[Opening ENTRIES SHOWN section]

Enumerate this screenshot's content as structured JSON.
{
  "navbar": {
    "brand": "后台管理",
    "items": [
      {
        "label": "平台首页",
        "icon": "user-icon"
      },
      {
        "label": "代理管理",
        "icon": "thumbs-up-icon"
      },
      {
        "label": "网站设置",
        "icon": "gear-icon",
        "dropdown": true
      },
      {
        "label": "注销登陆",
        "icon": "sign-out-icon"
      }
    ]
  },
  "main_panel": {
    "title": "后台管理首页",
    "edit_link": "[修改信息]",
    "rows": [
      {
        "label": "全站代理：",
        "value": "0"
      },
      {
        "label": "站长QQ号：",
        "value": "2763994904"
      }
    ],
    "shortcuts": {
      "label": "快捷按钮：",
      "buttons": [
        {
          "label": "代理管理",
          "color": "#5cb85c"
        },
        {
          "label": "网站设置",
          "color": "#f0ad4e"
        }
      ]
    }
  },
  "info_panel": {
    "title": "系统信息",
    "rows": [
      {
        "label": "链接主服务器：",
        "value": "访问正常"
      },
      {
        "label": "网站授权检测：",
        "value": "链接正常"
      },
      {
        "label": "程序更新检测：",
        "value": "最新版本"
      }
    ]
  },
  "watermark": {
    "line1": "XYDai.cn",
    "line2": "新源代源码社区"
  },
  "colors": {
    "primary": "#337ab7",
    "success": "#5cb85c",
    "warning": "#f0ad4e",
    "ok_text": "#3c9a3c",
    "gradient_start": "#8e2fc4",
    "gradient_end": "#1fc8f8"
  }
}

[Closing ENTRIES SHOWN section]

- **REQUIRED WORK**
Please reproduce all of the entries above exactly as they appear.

- **ANSWER SECTION**
Enumerate this screenshot's content as structured JSON.
{
  "navbar": {
    "brand": "后台管理",
    "items": [
      {
        "label": "平台首页",
        "icon": "user-icon"
      },
      {
        "label": "代理管理",
        "icon": "thumbs-up-icon"
      },
      {
        "label": "网站设置",
        "icon": "gear-icon",
        "dropdown": true
      },
      {
        "label": "注销登陆",
        "icon": "sign-out-icon"
      }
    ]
  },
  "main_panel": {
    "title": "后台管理首页",
    "edit_link": "[修改信息]",
    "rows": [
      {
        "label": "全站代理：",
        "value": "0"
      },
      {
        "label": "站长QQ号：",
        "value": "2763994904"
      }
    ],
    "shortcuts": {
      "label": "快捷按钮：",
      "buttons": [
        {
          "label": "代理管理",
          "color": "#5cb85c"
        },
        {
          "label": "网站设置",
          "color": "#f0ad4e"
        }
      ]
    }
  },
  "info_panel": {
    "title": "系统信息",
    "rows": [
      {
        "label": "链接主服务器：",
        "value": "访问正常"
      },
      {
        "label": "网站授权检测：",
        "value": "链接正常"
      },
      {
        "label": "程序更新检测：",
        "value": "最新版本"
      }
    ]
  },
  "watermark": {
    "line1": "XYDai.cn",
    "line2": "新源代源码社区"
  },
  "colors": {
    "primary": "#337ab7",
    "success": "#5cb85c",
    "warning": "#f0ad4e",
    "ok_text": "#3c9a3c",
    "gradient_start": "#8e2fc4",
    "gradient_end": "#1fc8f8"
  }
}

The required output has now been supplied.